**Exercise**
The data should be written out in full, exactly as it stands, and the pictures dropped.

(Beginning of Entries supplied)

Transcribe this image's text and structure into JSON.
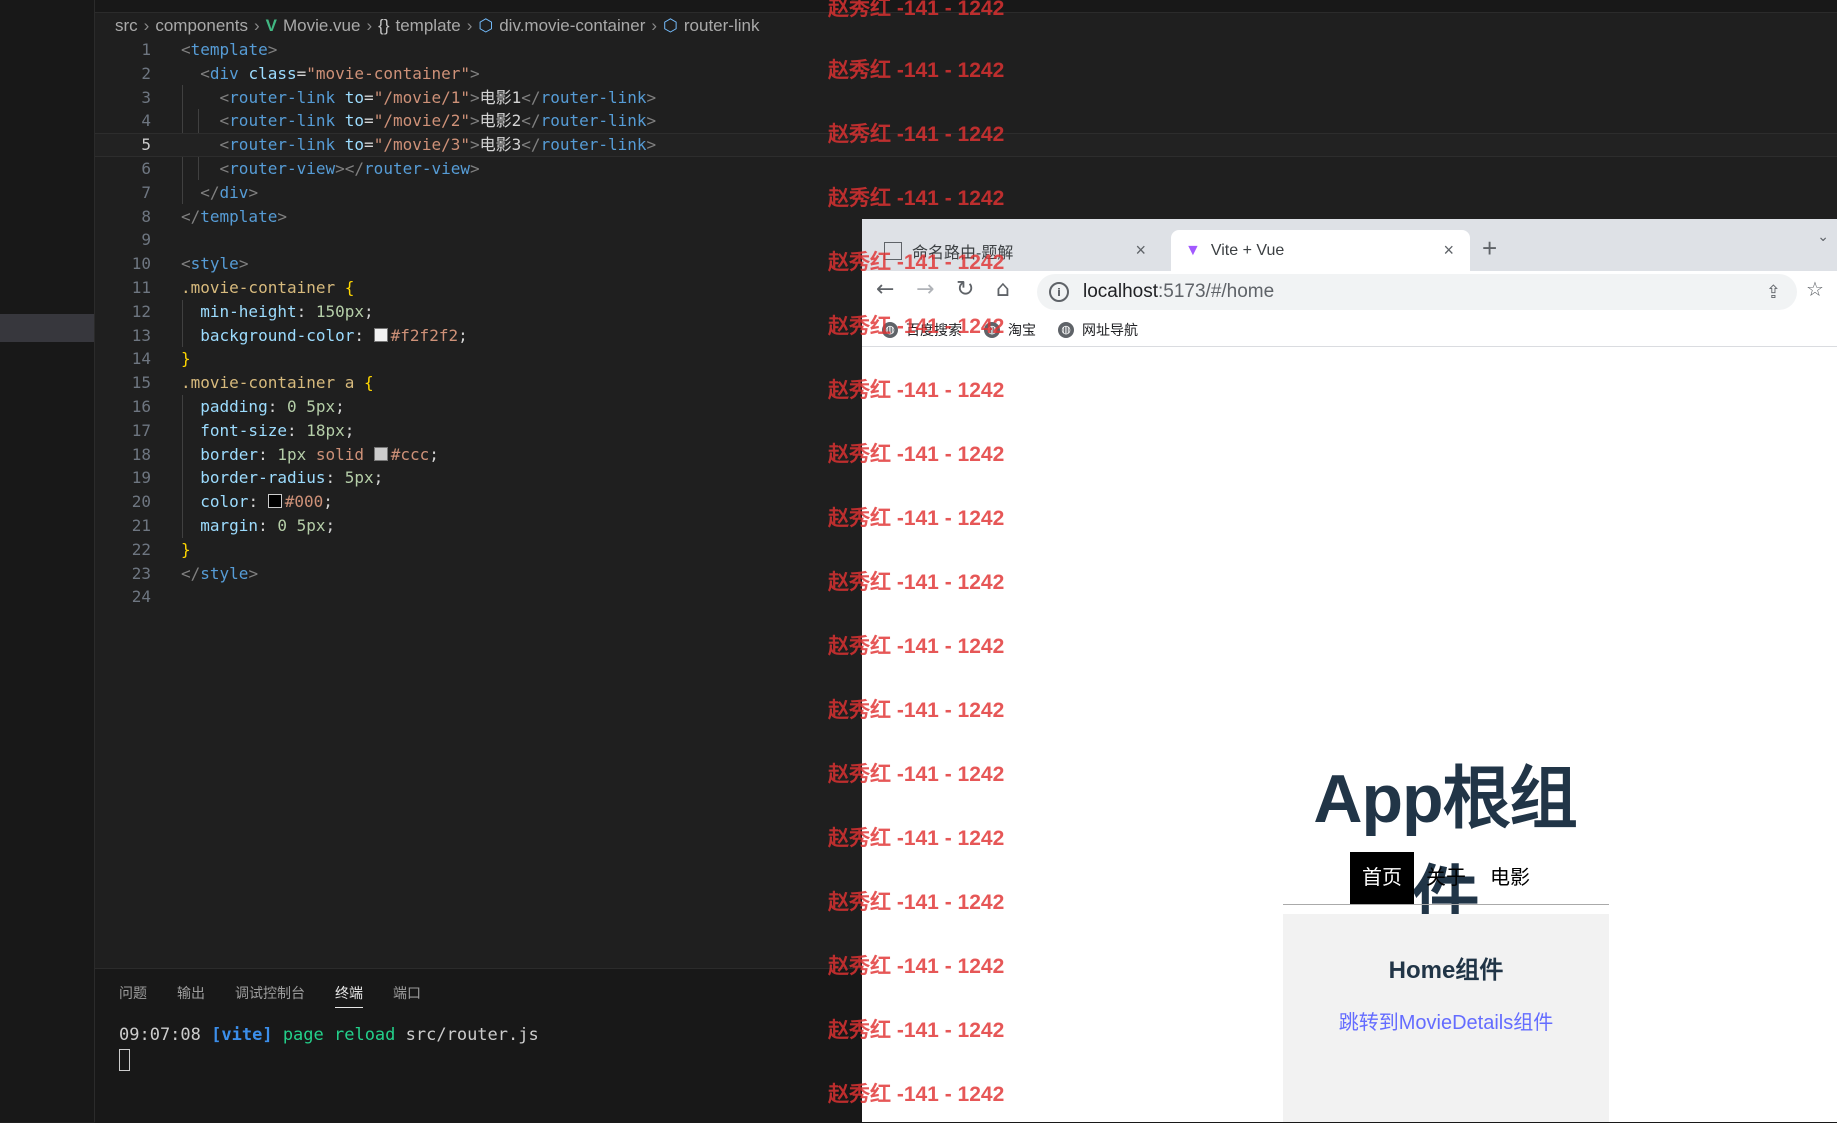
{
  "breadcrumb": {
    "items": [
      "src",
      "components",
      "Movie.vue",
      "template",
      "div.movie-container",
      "router-link"
    ],
    "icons": [
      "",
      "",
      "vue-icon",
      "braces-icon",
      "cube-icon",
      "cube-icon"
    ]
  },
  "code": {
    "line_numbers": [
      "1",
      "2",
      "3",
      "4",
      "5",
      "6",
      "7",
      "8",
      "9",
      "10",
      "11",
      "12",
      "13",
      "14",
      "15",
      "16",
      "17",
      "18",
      "19",
      "20",
      "21",
      "22",
      "23",
      "24"
    ],
    "current_line": 5,
    "lines": [
      "<template>",
      "  <div class=\"movie-container\">",
      "    <router-link to=\"/movie/1\">电影1</router-link>",
      "    <router-link to=\"/movie/2\">电影2</router-link>",
      "    <router-link to=\"/movie/3\">电影3</router-link>",
      "    <router-view></router-view>",
      "  </div>",
      "</template>",
      "",
      "<style>",
      ".movie-container {",
      "  min-height: 150px;",
      "  background-color: #f2f2f2;",
      "}",
      ".movie-container a {",
      "  padding: 0 5px;",
      "  font-size: 18px;",
      "  border: 1px solid #ccc;",
      "  border-radius: 5px;",
      "  color: #000;",
      "  margin: 0 5px;",
      "}",
      "</style>",
      ""
    ],
    "swatch_colors": [
      "#f2f2f2",
      "#cccccc",
      "#000000"
    ]
  },
  "panel": {
    "tabs": [
      "问题",
      "输出",
      "调试控制台",
      "终端",
      "端口"
    ],
    "active_tab": "终端",
    "terminal": {
      "time": "09:07:08",
      "tag": "[vite]",
      "message": "page reload",
      "file": "src/router.js"
    }
  },
  "browser": {
    "tabs": [
      {
        "title": "命名路由-题解",
        "close": "×"
      },
      {
        "title": "Vite + Vue",
        "close": "×"
      }
    ],
    "new_tab": "+",
    "url_host": "localhost",
    "url_rest": ":5173/#/home",
    "bookmarks": [
      "百度搜索",
      "淘宝",
      "网址导航"
    ]
  },
  "app": {
    "title": "App根组件",
    "nav": [
      "首页",
      "关于",
      "电影"
    ],
    "active_nav": "首页",
    "home_title": "Home组件",
    "home_link": "跳转到MovieDetails组件"
  },
  "watermark": {
    "text": "赵秀红 -141 - 1242"
  },
  "colors": {
    "editor_bg": "#1f1f1f",
    "tag_blue": "#569cd6",
    "string_orange": "#ce9178",
    "link_purple": "#646cff",
    "watermark_red": "#e03232"
  }
}
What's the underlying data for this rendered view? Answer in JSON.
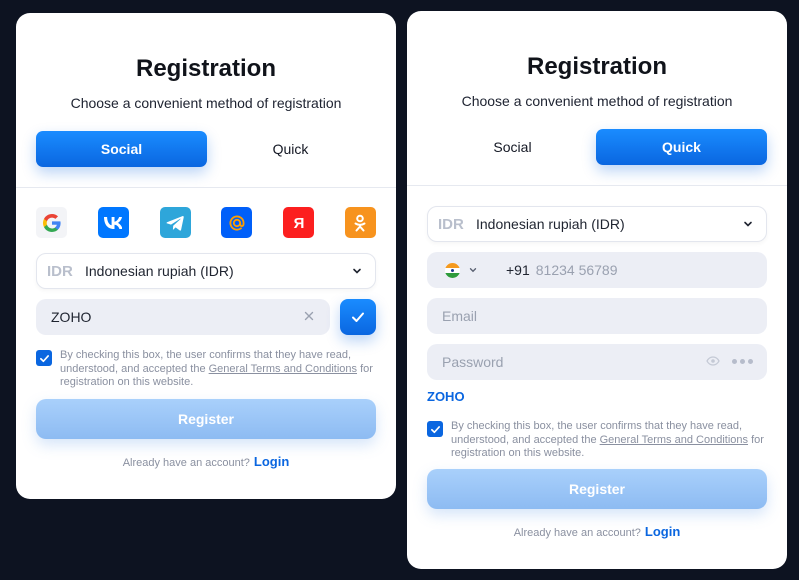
{
  "left": {
    "title": "Registration",
    "subtitle": "Choose a convenient method of registration",
    "tabs": [
      {
        "label": "Social",
        "active": true
      },
      {
        "label": "Quick",
        "active": false
      }
    ],
    "social_icons": [
      {
        "name": "google-icon",
        "color": "#ffffff"
      },
      {
        "name": "vk-icon",
        "color": "#0077ff"
      },
      {
        "name": "telegram-icon",
        "color": "#2ea6da"
      },
      {
        "name": "mailru-icon",
        "color": "#005ff9"
      },
      {
        "name": "yandex-icon",
        "color": "#fc1f1f"
      },
      {
        "name": "odnoklassniki-icon",
        "color": "#f7931e"
      }
    ],
    "currency": {
      "code": "IDR",
      "name": "Indonesian rupiah (IDR)"
    },
    "promo": {
      "value": "ZOHO"
    },
    "terms": {
      "before": "By checking this box, the user confirms that they have read, understood, and accepted the ",
      "link": "General Terms and Conditions",
      "after": " for registration on this website."
    },
    "register_label": "Register",
    "login": {
      "prompt": "Already have an account?",
      "link": "Login"
    }
  },
  "right": {
    "title": "Registration",
    "subtitle": "Choose a convenient method of registration",
    "tabs": [
      {
        "label": "Social",
        "active": false
      },
      {
        "label": "Quick",
        "active": true
      }
    ],
    "currency": {
      "code": "IDR",
      "name": "Indonesian rupiah (IDR)"
    },
    "phone": {
      "country_code": "+91",
      "placeholder": "81234 56789"
    },
    "email": {
      "placeholder": "Email"
    },
    "password": {
      "placeholder": "Password"
    },
    "promo_link": "ZOHO",
    "terms": {
      "before": "By checking this box, the user confirms that they have read, understood, and accepted the ",
      "link": "General Terms and Conditions",
      "after": " for registration on this website."
    },
    "register_label": "Register",
    "login": {
      "prompt": "Already have an account?",
      "link": "Login"
    }
  },
  "colors": {
    "accent": "#0a66e0",
    "register_disabled": "#9cc6f7",
    "background": "#0d1321"
  }
}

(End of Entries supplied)

**Exercise result**
Transcribe this image's text and structure into JSON.
{
  "breadcrumb": {
    "items": [
      "src",
      "components",
      "Movie.vue",
      "template",
      "div.movie-container",
      "router-link"
    ],
    "icons": [
      "",
      "",
      "vue-icon",
      "braces-icon",
      "cube-icon",
      "cube-icon"
    ]
  },
  "code": {
    "line_numbers": [
      "1",
      "2",
      "3",
      "4",
      "5",
      "6",
      "7",
      "8",
      "9",
      "10",
      "11",
      "12",
      "13",
      "14",
      "15",
      "16",
      "17",
      "18",
      "19",
      "20",
      "21",
      "22",
      "23",
      "24"
    ],
    "current_line": 5,
    "lines": [
      "<template>",
      "  <div class=\"movie-container\">",
      "    <router-link to=\"/movie/1\">电影1</router-link>",
      "    <router-link to=\"/movie/2\">电影2</router-link>",
      "    <router-link to=\"/movie/3\">电影3</router-link>",
      "    <router-view></router-view>",
      "  </div>",
      "</template>",
      "",
      "<style>",
      ".movie-container {",
      "  min-height: 150px;",
      "  background-color: #f2f2f2;",
      "}",
      ".movie-container a {",
      "  padding: 0 5px;",
      "  font-size: 18px;",
      "  border: 1px solid #ccc;",
      "  border-radius: 5px;",
      "  color: #000;",
      "  margin: 0 5px;",
      "}",
      "</style>",
      ""
    ],
    "swatch_colors": [
      "#f2f2f2",
      "#cccccc",
      "#000000"
    ]
  },
  "panel": {
    "tabs": [
      "问题",
      "输出",
      "调试控制台",
      "终端",
      "端口"
    ],
    "active_tab": "终端",
    "terminal": {
      "time": "09:07:08",
      "tag": "[vite]",
      "message": "page reload",
      "file": "src/router.js"
    }
  },
  "browser": {
    "tabs": [
      {
        "title": "命名路由-题解",
        "close": "×"
      },
      {
        "title": "Vite + Vue",
        "close": "×"
      }
    ],
    "new_tab": "+",
    "url_host": "localhost",
    "url_rest": ":5173/#/home",
    "bookmarks": [
      "百度搜索",
      "淘宝",
      "网址导航"
    ]
  },
  "app": {
    "title": "App根组件",
    "nav": [
      "首页",
      "关于",
      "电影"
    ],
    "active_nav": "首页",
    "home_title": "Home组件",
    "home_link": "跳转到MovieDetails组件"
  },
  "watermark": {
    "text": "赵秀红 -141 - 1242"
  },
  "colors": {
    "editor_bg": "#1f1f1f",
    "tag_blue": "#569cd6",
    "string_orange": "#ce9178",
    "link_purple": "#646cff",
    "watermark_red": "#e03232"
  }
}
What's the underlying data for this rendered view? Answer in JSON.
{
  "left": {
    "title": "Registration",
    "subtitle": "Choose a convenient method of registration",
    "tabs": [
      {
        "label": "Social",
        "active": true
      },
      {
        "label": "Quick",
        "active": false
      }
    ],
    "social_icons": [
      {
        "name": "google-icon",
        "color": "#ffffff"
      },
      {
        "name": "vk-icon",
        "color": "#0077ff"
      },
      {
        "name": "telegram-icon",
        "color": "#2ea6da"
      },
      {
        "name": "mailru-icon",
        "color": "#005ff9"
      },
      {
        "name": "yandex-icon",
        "color": "#fc1f1f"
      },
      {
        "name": "odnoklassniki-icon",
        "color": "#f7931e"
      }
    ],
    "currency": {
      "code": "IDR",
      "name": "Indonesian rupiah (IDR)"
    },
    "promo": {
      "value": "ZOHO"
    },
    "terms": {
      "before": "By checking this box, the user confirms that they have read, understood, and accepted the ",
      "link": "General Terms and Conditions",
      "after": " for registration on this website."
    },
    "register_label": "Register",
    "login": {
      "prompt": "Already have an account?",
      "link": "Login"
    }
  },
  "right": {
    "title": "Registration",
    "subtitle": "Choose a convenient method of registration",
    "tabs": [
      {
        "label": "Social",
        "active": false
      },
      {
        "label": "Quick",
        "active": true
      }
    ],
    "currency": {
      "code": "IDR",
      "name": "Indonesian rupiah (IDR)"
    },
    "phone": {
      "country_code": "+91",
      "placeholder": "81234 56789"
    },
    "email": {
      "placeholder": "Email"
    },
    "password": {
      "placeholder": "Password"
    },
    "promo_link": "ZOHO",
    "terms": {
      "before": "By checking this box, the user confirms that they have read, understood, and accepted the ",
      "link": "General Terms and Conditions",
      "after": " for registration on this website."
    },
    "register_label": "Register",
    "login": {
      "prompt": "Already have an account?",
      "link": "Login"
    }
  },
  "colors": {
    "accent": "#0a66e0",
    "register_disabled": "#9cc6f7",
    "background": "#0d1321"
  }
}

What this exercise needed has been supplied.